‘Speechies’ – communicating with confidence
The world of a speech pathologist is varied and challenging but also holds multiple rewards as their work helps make a substantive change to an individual’s life.
“We work with people at any age or stage of life, from babies and children through to adults and even those at the end of life,” LRH Speech Pathology Manager, Fiona Derham said.
Fiona manages a team of eight speech pathologists and allied health assistants working with patients of all ages throughout LRH.
“The work takes us into every department of the hospital, from the Special Care Nursery, to acute wards, radiotherapy, rehabilitation and geriatric wards as well as mental health inpatient units.”
A typical day for a speech pathologist at LRH often starts with assessing referrals received overnight, and prioritising those who are presumed to have significant swallowing difficulties.
This includes triaging high-risk referrals, conducting swallowing assessments, arranging ‘swallow X-rays’, working with mothers and babies in the Special Care Nursery, communication therapy and working with tracheostomy patients. They also work in outpatient therapy and manage feeding clinics for paediatrics.
Some patients need to work with a speech pathologist following an acute incident or procedure or as a result of progressive conditions such as Parkinson’s Disease or Motor Neuron Disease.

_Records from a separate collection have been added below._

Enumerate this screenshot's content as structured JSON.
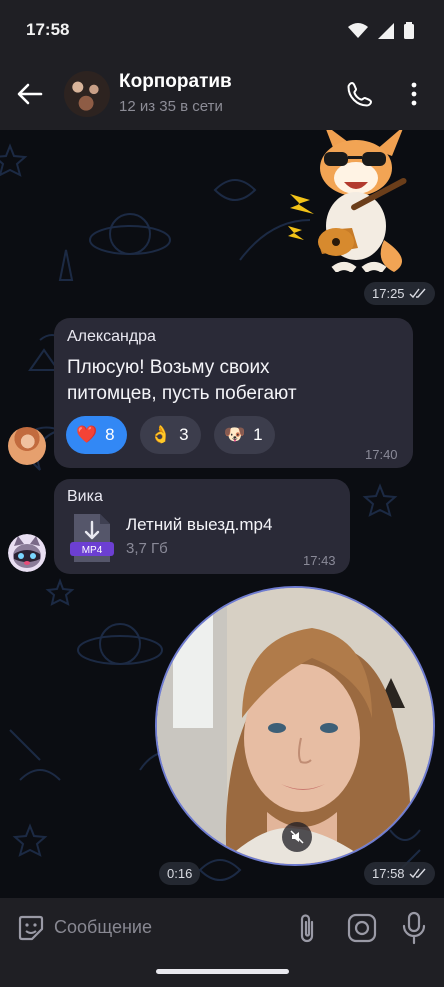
{
  "status_bar": {
    "time": "17:58"
  },
  "header": {
    "title": "Корпоратив",
    "subtitle": "12 из 35 в сети"
  },
  "messages": {
    "sticker_time": "17:25",
    "alexandra": {
      "sender": "Александра",
      "text_line1": "Плюсую! Возьму своих",
      "text_line2": "питомцев, пусть побегают",
      "time": "17:40",
      "reactions": [
        {
          "emoji": "❤️",
          "count": "8"
        },
        {
          "emoji": "👌",
          "count": "3"
        },
        {
          "emoji": "🐶",
          "count": "1"
        }
      ]
    },
    "vika": {
      "sender": "Вика",
      "file_name": "Летний выезд.mp4",
      "file_ext": "MP4",
      "file_size": "3,7 Гб",
      "time": "17:43"
    },
    "video": {
      "duration": "0:16",
      "time": "17:58"
    }
  },
  "input": {
    "placeholder": "Сообщение"
  },
  "colors": {
    "accent": "#3288f5",
    "bubble": "#2a2a37",
    "bar": "#1f1f24"
  }
}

Not surprisingly, technology has altered the way in which speech pathology is delivered and the results it can achieve.
“In recent years we’ve seen some exciting tools become available that can make significant differences to a patient’s quality of life,” Fiona said.
This may involve recording the voice of a patient who is likely to lose their ability to communicate verbally. These recordings can then be stored and created into their own unique voice to use on a speech generating device.

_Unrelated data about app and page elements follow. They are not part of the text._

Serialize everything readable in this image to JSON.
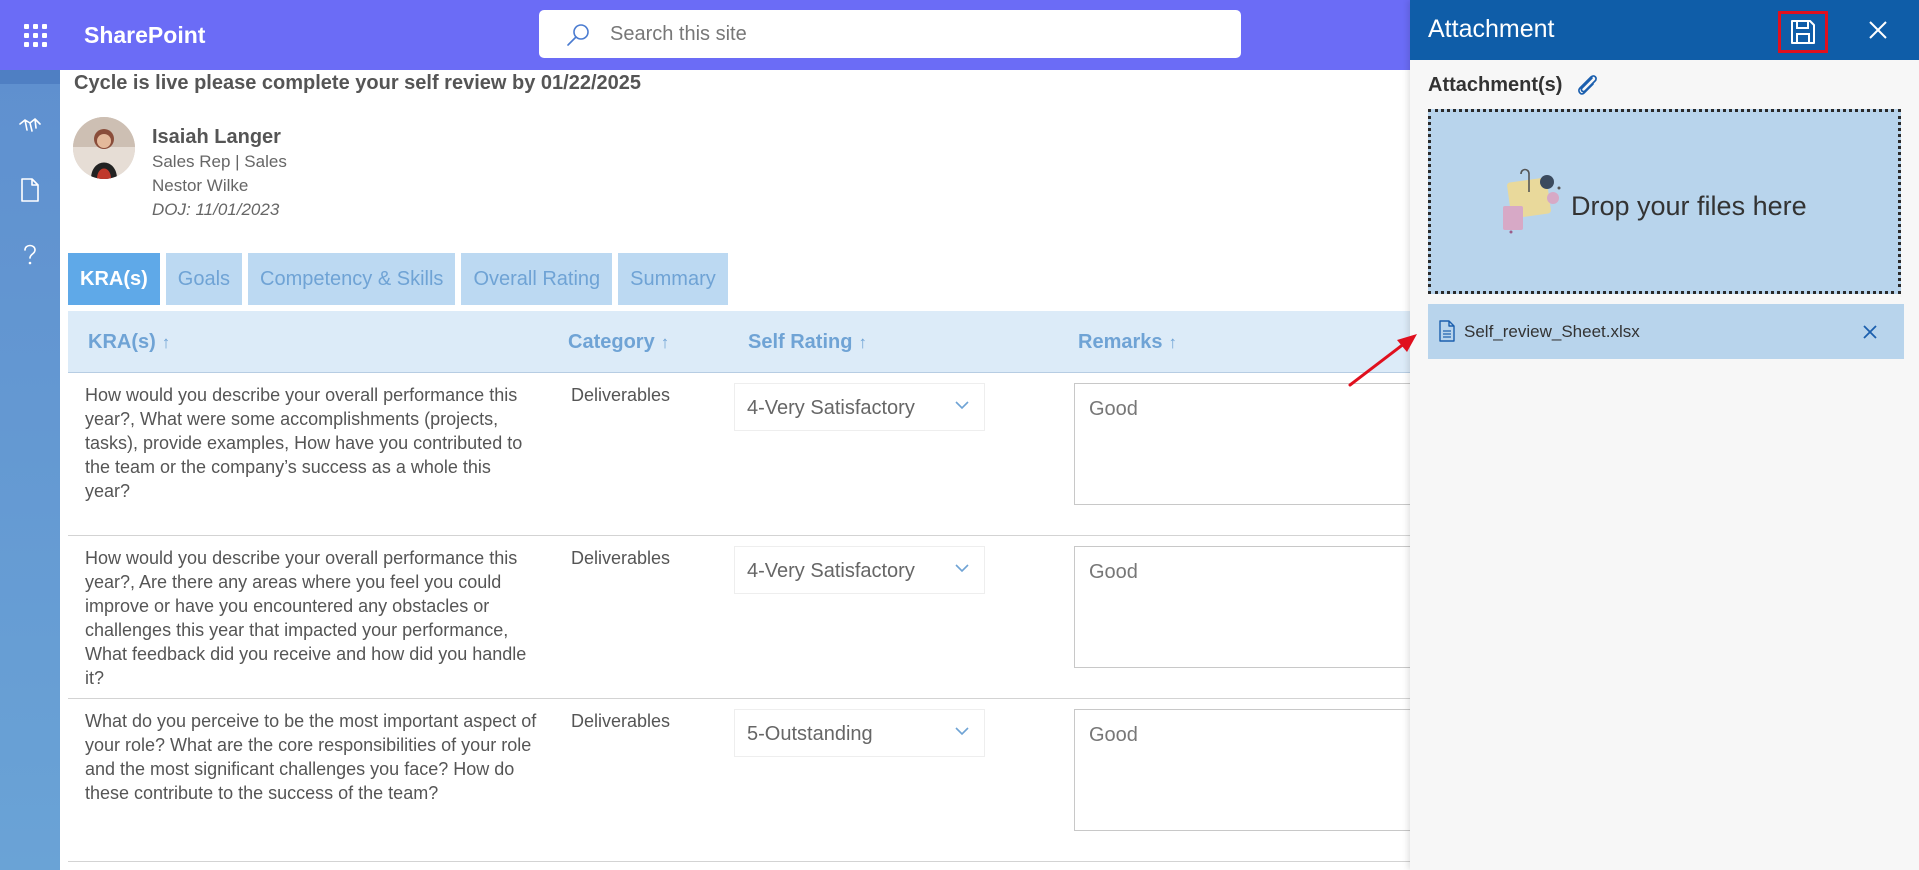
{
  "app": {
    "brand": "SharePoint"
  },
  "search": {
    "placeholder": "Search this site"
  },
  "rail": {
    "icons": [
      "home-icon",
      "handshake-icon",
      "document-icon",
      "help-icon"
    ]
  },
  "banner": "Cycle is live please complete your self review by 01/22/2025",
  "profile": {
    "name": "Isaiah Langer",
    "role": "Sales Rep | Sales",
    "manager": "Nestor Wilke",
    "doj": "DOJ: 11/01/2023"
  },
  "tabs": [
    {
      "label": "KRA(s)",
      "active": true
    },
    {
      "label": "Goals",
      "active": false
    },
    {
      "label": "Competency & Skills",
      "active": false
    },
    {
      "label": "Overall Rating",
      "active": false
    },
    {
      "label": "Summary",
      "active": false
    }
  ],
  "table": {
    "headers": {
      "kra": "KRA(s)",
      "category": "Category",
      "self_rating": "Self Rating",
      "remarks": "Remarks",
      "sort_glyph": "↑"
    },
    "rows": [
      {
        "question": "How would you describe your overall performance this year?, What were some accomplishments (projects, tasks), provide examples, How have you contributed to the team or the company’s success as a whole this year?",
        "category": "Deliverables",
        "rating": "4-Very Satisfactory",
        "remarks": "Good"
      },
      {
        "question": "How would you describe your overall performance this year?, Are there any areas where you feel you could improve or have you encountered any obstacles or challenges this year that impacted your performance, What feedback did you receive and how did you handle it?",
        "category": "Deliverables",
        "rating": "4-Very Satisfactory",
        "remarks": "Good"
      },
      {
        "question": "What do you perceive to be the most important aspect of your role? What are the core responsibilities of your role and the most significant challenges you face? How do these contribute to the success of the team?",
        "category": "Deliverables",
        "rating": "5-Outstanding",
        "remarks": "Good"
      }
    ]
  },
  "panel": {
    "title": "Attachment",
    "attachments_label": "Attachment(s)",
    "dropzone_text": "Drop your files here",
    "files": [
      {
        "name": "Self_review_Sheet.xlsx"
      }
    ]
  },
  "colors": {
    "suite_bar": "#6b6cf6",
    "panel_header": "#0f5da8",
    "tab_active": "#5fa9e8",
    "tab_inactive": "#bcd9f2",
    "highlight_box": "#e0101e"
  }
}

For patients who are unable to verbally communicate and use their upper limbs, the speech pathologist may help them with using an eye-gaze device, that can be navigated with the patient’s eye-movement.
Relearning how to perform a task previously done without thinking is what the friends and family of a patient might see. In some ways it is the ‘internal recovery’ of confidence and belief that is one of the most important parts of a speech pathologist’s work.
“Following my laryngectomy, I awoke with a feeling of despondency and hopelessness even though I received wonderful attention from all the doctors and nurses, but since my recovery period it’s been the work put in by the speech pathologists that has given me hope and a sense of direction. I still have a long way to go but I’m feeling more confident,” Joe, a recent patient of the team at LRH said.
Speech pathologists may also assist with one of the most natural movements a human can do: to swallow.
“There are numerous reasons why someone may have swallowing difficulties such as stroke, head and neck cancers, dementia, acquired brain injury, degenerative neurological conditions, cleft palate and mental health conditions to name a few,” Fiona said.
Speech pathologists are able to assess, diagnose, manage and treat swallowing difficulties through a range of approaches.
“If a patient was to present with a stroke in the Emergency Department, the nursing staff would refer to speech pathology for a swallowing assessment to ensure patients are not at risk of aspiration (food/drink going the wrong way) or choking.
One of the first steps we do is to complete an assessment at the patient’s bedside. If further investigation is required then we’ll conduct a swallow x-ray to determine if the patient is safe to eat and drink, and whether they may need swallowing rehabilitation,” Fiona said.
Some patients may require modified food and drink e.g., pureed foods and thickened drinks. After a period of rehabilitation, a secondary swallow x-ray may be completed to review whether the patient’s swallowing function has improved.
George, who presented with a stroke aged in his 60s says the assistance of the Speech Pathology team has been a major factor in his rehabilitation.
“I have come along leaps and bounds. Once I was very challenged. I still have challenges, but I am progressing. If I hadn’t had speech therapy I wouldn’t be where I am today.”
Pictured: (L-R) Speech Pathologists Beth Lane, Hanna Robbins, Allied Health Assistant Tara King and Team Leader Fiona Derham.